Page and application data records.
BEGIN

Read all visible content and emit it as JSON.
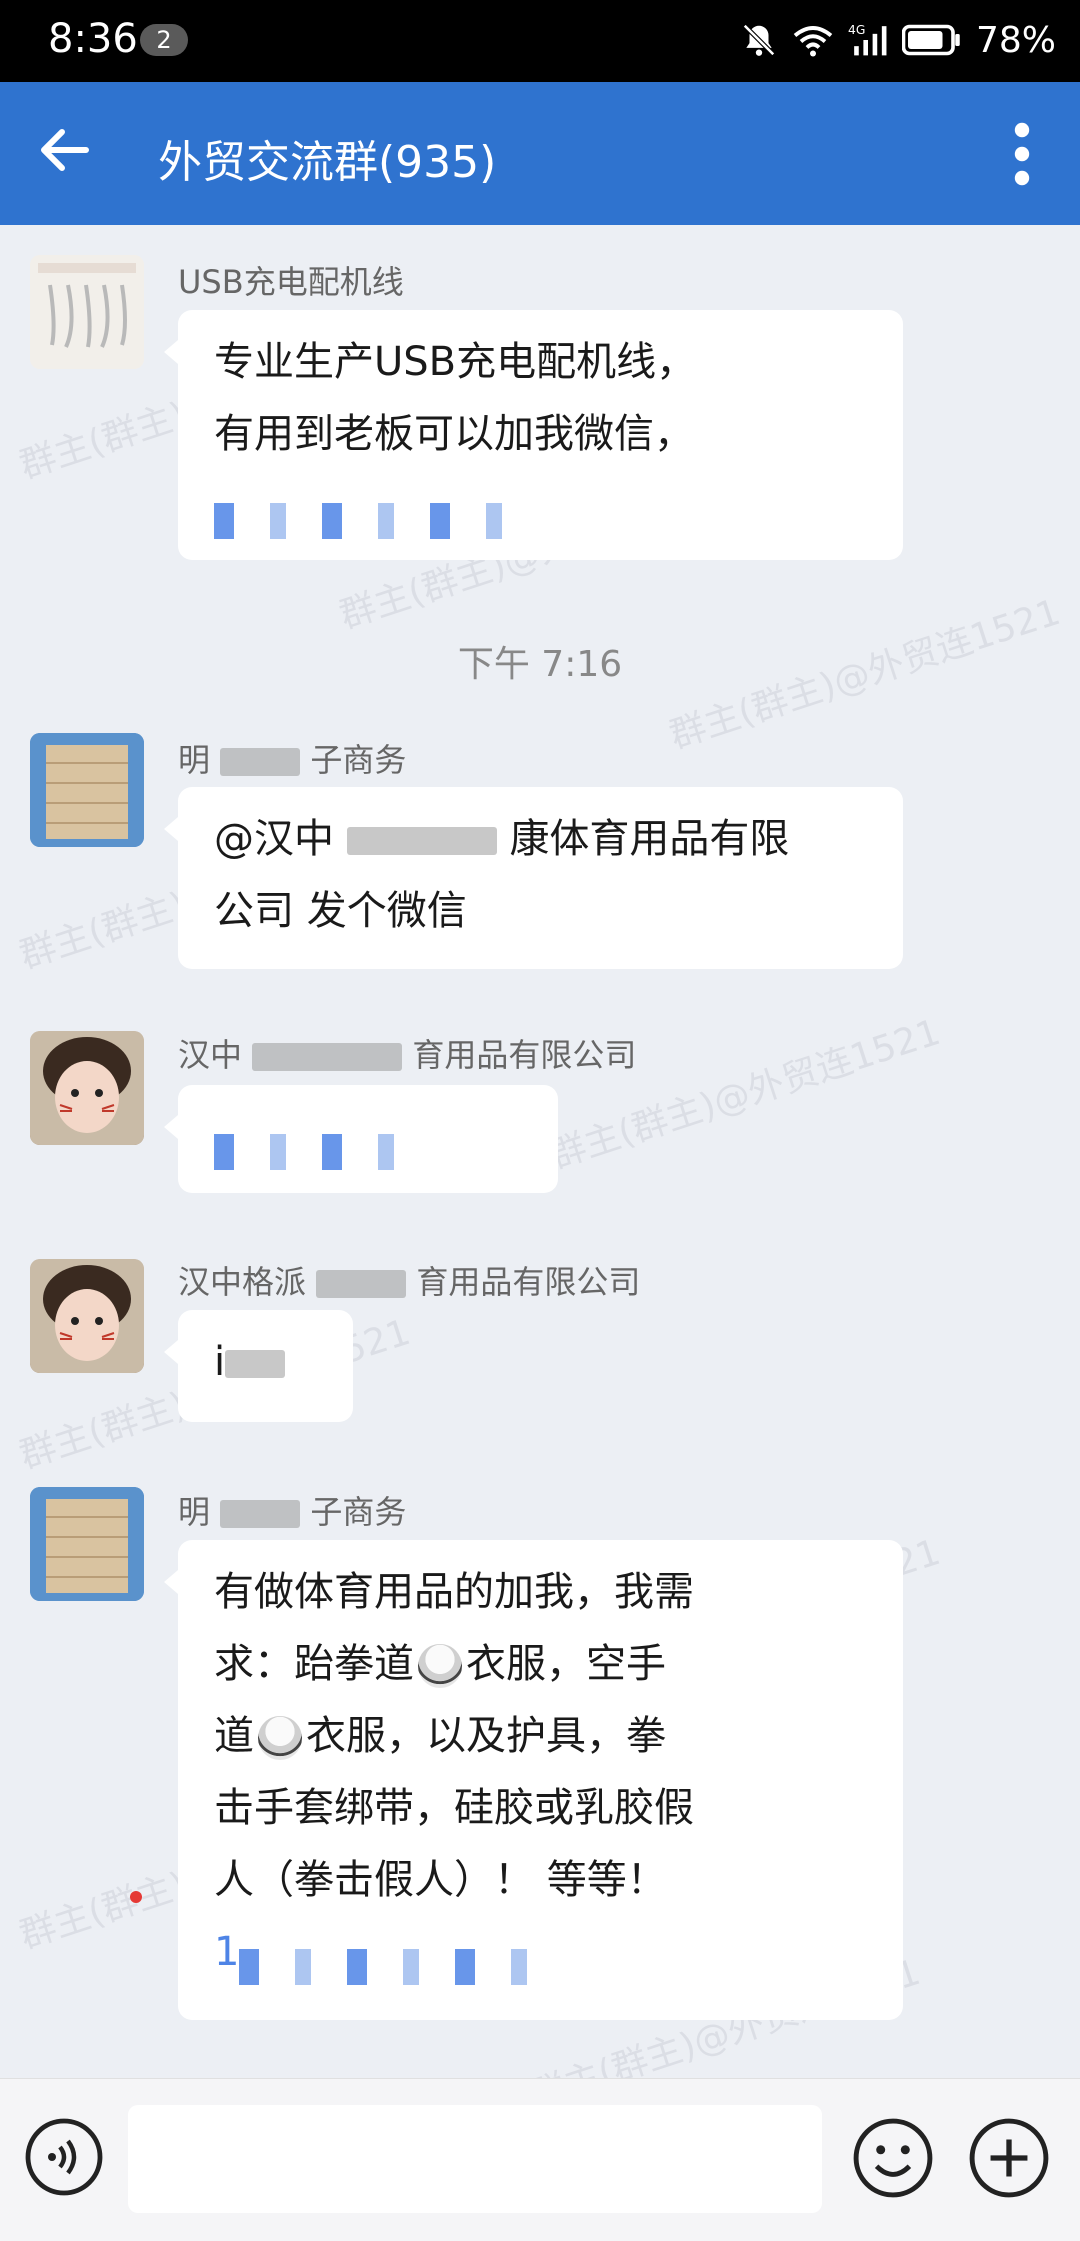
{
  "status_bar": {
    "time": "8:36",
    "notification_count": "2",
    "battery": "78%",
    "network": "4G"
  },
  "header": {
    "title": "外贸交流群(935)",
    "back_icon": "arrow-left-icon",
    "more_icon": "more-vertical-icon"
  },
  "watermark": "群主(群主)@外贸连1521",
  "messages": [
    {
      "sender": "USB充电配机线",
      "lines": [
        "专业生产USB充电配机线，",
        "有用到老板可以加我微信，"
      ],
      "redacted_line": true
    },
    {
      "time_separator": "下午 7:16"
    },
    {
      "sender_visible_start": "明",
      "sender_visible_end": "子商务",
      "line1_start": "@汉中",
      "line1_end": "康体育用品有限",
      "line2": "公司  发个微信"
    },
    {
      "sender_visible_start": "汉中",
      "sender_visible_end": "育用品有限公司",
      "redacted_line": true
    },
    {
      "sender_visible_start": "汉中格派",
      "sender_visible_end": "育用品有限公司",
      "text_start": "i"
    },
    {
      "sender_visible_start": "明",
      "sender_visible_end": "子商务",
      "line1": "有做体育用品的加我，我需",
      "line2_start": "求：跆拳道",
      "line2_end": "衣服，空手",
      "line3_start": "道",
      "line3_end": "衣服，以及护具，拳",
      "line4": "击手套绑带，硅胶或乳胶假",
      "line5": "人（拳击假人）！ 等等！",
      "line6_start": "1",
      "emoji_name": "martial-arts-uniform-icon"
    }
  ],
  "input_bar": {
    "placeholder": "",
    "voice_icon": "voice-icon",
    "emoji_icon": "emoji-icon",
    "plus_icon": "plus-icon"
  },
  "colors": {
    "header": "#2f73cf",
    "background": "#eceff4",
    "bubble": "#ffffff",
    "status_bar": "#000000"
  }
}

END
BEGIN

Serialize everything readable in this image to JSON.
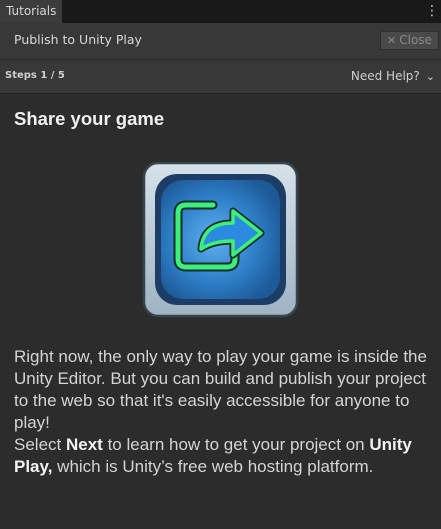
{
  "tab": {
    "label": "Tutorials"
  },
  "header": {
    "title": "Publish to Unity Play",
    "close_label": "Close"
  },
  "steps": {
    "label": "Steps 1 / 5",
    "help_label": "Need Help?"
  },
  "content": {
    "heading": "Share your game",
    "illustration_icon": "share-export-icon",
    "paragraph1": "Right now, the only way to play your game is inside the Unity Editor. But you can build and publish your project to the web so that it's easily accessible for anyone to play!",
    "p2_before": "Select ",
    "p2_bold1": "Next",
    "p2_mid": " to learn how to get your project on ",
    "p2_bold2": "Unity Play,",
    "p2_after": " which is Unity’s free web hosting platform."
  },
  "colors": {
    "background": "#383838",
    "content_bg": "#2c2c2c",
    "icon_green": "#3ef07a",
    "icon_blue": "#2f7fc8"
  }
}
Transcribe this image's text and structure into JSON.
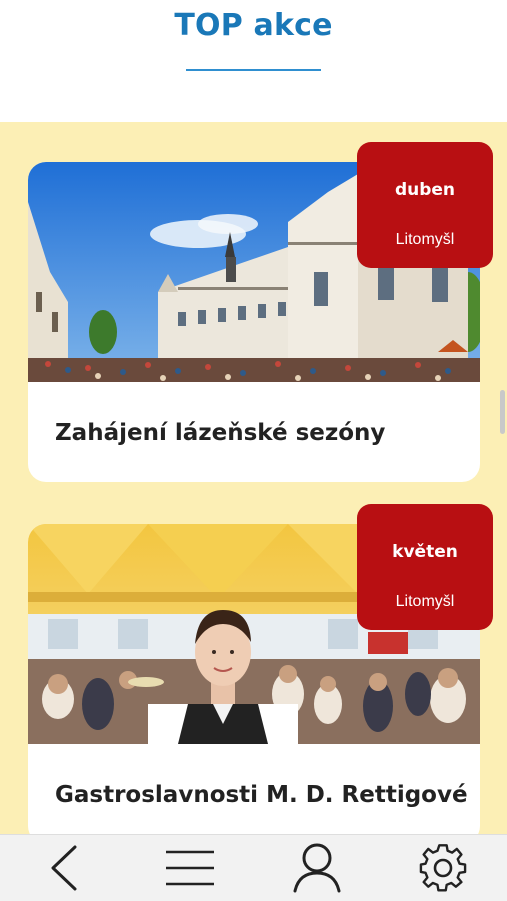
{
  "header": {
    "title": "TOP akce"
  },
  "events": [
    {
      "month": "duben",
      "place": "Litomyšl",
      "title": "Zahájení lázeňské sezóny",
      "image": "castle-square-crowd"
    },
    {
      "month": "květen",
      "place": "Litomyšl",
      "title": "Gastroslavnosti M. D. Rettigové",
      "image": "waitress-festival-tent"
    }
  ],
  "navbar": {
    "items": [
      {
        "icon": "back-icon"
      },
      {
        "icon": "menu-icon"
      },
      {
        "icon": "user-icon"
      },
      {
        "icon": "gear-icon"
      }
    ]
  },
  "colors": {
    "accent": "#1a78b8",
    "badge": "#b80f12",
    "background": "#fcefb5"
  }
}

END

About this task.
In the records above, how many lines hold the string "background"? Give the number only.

Answer area.
3